- _YOUR ASSIGNMENT_: Copy each line below in which the string "while" appears.

(Data about app and page elements)
☆ ☆ ☆ ☆

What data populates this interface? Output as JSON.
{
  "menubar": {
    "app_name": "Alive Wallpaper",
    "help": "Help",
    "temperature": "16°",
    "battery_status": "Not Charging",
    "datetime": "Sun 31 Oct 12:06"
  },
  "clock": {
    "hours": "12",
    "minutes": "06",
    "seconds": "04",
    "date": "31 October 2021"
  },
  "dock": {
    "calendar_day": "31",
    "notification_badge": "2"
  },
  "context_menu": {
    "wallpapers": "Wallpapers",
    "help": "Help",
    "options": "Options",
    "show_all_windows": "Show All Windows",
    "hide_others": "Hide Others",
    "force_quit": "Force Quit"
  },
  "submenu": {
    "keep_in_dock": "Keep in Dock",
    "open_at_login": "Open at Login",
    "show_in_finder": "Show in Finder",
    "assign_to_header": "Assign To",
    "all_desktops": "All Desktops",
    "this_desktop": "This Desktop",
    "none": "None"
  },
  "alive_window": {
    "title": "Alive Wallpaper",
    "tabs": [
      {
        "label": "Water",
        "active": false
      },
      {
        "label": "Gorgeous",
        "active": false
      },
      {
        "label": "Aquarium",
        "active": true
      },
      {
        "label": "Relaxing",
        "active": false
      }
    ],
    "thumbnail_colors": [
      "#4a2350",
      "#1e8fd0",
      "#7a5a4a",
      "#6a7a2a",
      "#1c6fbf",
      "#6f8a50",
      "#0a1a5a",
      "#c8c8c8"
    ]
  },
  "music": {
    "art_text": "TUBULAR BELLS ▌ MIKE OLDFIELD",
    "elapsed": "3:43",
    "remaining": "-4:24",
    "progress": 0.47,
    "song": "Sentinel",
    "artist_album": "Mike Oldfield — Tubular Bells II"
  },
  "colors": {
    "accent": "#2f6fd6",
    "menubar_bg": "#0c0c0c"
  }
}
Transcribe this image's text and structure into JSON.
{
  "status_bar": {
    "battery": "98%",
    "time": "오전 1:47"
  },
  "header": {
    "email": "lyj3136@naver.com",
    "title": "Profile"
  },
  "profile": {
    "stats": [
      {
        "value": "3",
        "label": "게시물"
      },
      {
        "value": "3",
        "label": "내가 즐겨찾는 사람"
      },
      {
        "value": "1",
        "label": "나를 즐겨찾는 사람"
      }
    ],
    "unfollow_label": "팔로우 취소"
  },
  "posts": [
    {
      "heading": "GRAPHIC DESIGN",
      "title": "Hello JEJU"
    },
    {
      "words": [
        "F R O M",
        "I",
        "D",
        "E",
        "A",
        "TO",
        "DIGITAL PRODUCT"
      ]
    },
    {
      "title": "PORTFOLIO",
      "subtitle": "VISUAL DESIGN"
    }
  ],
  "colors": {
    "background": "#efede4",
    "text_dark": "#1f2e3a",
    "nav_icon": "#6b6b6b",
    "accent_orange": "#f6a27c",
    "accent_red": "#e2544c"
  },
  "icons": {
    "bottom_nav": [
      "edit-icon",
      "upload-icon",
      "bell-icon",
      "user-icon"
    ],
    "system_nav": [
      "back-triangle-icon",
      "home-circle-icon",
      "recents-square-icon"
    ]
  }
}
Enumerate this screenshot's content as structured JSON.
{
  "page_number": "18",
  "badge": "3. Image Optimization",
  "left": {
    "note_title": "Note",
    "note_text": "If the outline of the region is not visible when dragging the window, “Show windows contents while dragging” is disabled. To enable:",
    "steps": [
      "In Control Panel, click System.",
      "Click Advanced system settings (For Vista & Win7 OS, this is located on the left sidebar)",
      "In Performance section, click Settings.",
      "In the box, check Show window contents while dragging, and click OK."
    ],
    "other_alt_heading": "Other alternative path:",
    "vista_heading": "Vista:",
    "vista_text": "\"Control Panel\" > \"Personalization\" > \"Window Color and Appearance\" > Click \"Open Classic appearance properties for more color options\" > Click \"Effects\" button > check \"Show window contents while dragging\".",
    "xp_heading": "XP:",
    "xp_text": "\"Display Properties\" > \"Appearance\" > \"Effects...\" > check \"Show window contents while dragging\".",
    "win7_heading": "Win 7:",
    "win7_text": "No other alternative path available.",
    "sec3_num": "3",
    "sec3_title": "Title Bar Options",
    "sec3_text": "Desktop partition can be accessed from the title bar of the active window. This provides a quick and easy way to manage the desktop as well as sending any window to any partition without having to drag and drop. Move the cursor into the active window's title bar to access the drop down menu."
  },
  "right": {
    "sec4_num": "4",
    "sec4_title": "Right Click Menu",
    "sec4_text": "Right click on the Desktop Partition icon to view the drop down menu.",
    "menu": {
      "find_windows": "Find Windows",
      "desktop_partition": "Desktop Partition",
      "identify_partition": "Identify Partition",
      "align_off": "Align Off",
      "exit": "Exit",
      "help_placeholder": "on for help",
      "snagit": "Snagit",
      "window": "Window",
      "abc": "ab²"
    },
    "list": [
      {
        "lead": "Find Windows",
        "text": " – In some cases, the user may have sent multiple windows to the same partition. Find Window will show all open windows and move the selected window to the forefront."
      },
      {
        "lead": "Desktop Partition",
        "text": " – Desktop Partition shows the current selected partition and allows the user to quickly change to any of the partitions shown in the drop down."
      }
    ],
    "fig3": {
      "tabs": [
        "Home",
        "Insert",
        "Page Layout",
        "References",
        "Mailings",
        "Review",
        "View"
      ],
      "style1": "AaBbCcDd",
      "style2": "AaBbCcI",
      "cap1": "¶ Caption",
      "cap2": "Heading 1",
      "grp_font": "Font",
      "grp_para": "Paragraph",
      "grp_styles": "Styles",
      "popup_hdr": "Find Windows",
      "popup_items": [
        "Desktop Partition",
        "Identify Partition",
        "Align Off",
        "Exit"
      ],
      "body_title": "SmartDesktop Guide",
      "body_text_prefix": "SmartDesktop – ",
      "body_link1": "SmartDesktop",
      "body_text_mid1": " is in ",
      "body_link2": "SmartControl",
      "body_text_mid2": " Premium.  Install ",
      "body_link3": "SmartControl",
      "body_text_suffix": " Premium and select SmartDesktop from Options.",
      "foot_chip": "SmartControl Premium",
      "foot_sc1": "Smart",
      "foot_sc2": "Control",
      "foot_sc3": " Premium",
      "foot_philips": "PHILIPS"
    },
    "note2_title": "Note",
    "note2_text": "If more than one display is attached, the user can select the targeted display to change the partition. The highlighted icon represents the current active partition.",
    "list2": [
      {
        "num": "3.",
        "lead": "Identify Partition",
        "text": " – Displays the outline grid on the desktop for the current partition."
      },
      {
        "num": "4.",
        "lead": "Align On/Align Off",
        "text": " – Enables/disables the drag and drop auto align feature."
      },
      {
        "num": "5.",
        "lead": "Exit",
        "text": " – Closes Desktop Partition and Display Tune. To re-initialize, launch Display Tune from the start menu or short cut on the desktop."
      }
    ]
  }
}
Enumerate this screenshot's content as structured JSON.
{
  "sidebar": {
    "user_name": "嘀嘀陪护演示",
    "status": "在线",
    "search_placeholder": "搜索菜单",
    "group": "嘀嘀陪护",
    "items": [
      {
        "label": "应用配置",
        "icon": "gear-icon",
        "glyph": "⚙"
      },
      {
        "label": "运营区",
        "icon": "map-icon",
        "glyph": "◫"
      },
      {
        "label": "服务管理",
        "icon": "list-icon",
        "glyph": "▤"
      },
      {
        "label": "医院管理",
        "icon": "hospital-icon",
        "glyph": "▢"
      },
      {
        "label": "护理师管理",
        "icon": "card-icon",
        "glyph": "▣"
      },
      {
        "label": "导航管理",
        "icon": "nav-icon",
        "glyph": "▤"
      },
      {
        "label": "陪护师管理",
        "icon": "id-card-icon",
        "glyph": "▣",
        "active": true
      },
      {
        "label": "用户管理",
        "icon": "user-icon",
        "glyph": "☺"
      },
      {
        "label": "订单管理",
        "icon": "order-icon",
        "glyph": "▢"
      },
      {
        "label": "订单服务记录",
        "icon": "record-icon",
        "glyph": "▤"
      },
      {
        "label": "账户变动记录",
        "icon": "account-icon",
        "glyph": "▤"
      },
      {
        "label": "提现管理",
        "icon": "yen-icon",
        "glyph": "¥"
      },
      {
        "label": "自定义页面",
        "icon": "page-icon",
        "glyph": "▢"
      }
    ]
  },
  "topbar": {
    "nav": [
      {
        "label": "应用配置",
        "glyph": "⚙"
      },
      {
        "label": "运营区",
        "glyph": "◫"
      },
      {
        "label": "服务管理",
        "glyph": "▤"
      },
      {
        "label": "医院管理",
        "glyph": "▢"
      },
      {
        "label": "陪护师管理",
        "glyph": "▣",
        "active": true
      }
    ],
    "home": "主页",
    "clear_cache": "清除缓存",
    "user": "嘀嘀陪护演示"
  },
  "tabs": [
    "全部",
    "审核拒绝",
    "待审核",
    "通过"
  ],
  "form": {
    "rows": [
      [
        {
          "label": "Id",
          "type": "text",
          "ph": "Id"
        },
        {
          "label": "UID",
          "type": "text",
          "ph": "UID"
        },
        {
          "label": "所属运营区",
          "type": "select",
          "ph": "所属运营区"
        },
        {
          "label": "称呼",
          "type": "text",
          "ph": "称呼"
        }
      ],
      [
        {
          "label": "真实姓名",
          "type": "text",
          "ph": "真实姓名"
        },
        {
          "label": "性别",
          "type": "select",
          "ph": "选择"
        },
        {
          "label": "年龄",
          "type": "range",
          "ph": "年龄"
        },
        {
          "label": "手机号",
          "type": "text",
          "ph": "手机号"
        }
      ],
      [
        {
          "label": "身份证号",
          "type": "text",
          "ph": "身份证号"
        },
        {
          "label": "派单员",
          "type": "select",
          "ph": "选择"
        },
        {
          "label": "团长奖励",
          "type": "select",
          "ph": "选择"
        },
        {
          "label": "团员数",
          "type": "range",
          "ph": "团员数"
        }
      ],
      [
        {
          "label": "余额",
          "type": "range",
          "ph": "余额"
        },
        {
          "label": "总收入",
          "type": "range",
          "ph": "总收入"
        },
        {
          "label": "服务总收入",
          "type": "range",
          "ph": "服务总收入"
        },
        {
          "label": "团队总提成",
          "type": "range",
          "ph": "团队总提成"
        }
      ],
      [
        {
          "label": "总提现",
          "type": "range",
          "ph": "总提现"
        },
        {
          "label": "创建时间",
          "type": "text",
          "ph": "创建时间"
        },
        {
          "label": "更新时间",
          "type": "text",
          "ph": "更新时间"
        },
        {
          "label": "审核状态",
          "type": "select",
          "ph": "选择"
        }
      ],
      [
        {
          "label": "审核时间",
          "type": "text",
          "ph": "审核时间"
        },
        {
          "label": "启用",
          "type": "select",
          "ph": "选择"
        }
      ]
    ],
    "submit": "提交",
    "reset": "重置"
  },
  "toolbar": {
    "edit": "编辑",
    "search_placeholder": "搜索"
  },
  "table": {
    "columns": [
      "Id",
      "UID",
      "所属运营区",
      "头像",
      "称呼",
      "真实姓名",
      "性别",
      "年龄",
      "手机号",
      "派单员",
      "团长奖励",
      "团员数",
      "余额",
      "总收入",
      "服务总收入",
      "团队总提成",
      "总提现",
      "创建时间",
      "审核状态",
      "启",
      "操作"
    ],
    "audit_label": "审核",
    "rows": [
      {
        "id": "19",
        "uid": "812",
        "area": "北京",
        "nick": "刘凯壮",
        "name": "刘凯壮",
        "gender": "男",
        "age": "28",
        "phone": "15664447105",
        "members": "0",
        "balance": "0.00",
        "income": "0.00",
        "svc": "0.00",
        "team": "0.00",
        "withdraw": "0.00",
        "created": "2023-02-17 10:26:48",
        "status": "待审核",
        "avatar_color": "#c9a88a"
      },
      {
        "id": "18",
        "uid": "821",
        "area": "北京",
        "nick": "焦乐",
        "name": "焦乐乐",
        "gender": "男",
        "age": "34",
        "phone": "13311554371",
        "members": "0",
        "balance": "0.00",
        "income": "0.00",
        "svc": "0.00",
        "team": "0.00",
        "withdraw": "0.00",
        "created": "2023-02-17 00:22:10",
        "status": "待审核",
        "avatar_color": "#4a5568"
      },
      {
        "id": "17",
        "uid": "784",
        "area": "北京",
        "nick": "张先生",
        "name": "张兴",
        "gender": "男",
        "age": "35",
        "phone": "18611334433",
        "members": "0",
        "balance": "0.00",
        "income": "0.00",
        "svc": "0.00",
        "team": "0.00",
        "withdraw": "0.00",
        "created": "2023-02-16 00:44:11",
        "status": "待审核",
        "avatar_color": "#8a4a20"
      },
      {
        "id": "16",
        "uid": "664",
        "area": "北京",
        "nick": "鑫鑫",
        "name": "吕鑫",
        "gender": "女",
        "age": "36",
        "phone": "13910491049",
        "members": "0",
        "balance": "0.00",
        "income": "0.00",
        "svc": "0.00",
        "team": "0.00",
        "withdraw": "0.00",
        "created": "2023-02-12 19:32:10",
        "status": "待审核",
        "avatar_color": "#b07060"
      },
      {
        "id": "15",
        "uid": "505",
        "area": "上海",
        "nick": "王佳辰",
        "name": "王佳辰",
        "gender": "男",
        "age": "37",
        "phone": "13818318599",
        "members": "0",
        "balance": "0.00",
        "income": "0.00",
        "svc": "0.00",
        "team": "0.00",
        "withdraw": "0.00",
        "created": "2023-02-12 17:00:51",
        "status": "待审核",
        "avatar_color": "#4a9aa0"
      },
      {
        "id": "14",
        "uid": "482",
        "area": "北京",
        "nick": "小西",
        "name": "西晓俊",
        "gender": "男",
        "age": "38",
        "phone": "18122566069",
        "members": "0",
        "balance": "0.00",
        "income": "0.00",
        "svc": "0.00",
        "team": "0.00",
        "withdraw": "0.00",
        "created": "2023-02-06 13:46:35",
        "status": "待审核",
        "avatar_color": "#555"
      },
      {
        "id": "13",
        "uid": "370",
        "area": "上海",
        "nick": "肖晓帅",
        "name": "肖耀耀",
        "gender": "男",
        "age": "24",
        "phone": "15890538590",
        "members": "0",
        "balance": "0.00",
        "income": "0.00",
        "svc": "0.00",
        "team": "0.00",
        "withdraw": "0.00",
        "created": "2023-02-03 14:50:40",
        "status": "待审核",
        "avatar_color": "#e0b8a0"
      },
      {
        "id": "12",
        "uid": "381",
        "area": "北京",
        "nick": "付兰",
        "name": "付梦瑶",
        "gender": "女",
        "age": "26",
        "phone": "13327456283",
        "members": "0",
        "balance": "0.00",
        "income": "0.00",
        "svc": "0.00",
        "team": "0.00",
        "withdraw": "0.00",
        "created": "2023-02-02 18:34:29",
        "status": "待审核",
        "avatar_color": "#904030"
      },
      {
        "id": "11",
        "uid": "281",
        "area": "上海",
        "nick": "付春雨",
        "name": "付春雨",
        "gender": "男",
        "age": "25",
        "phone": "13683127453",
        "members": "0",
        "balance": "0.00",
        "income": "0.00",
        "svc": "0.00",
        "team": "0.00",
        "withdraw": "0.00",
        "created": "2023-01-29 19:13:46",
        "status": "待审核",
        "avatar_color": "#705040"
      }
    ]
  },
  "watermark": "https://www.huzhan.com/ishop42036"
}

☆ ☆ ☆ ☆

- _YOUR RESPONSE_:
    "note_text": "If the outline of the region is not visible when dragging the window, “Show windows contents while dragging” is disabled. To enable:",
      "In the box, check Show window contents while dragging, and click OK."
    "vista_text": "\"Control Panel\" > \"Personalization\" > \"Window Color and Appearance\" > Click \"Open Classic appearance properties for more color options\" > Click \"Effects\" button > check \"Show window contents while dragging\".",
    "xp_text": "\"Display Properties\" > \"Appearance\" > \"Effects...\" > check \"Show window contents while dragging\".",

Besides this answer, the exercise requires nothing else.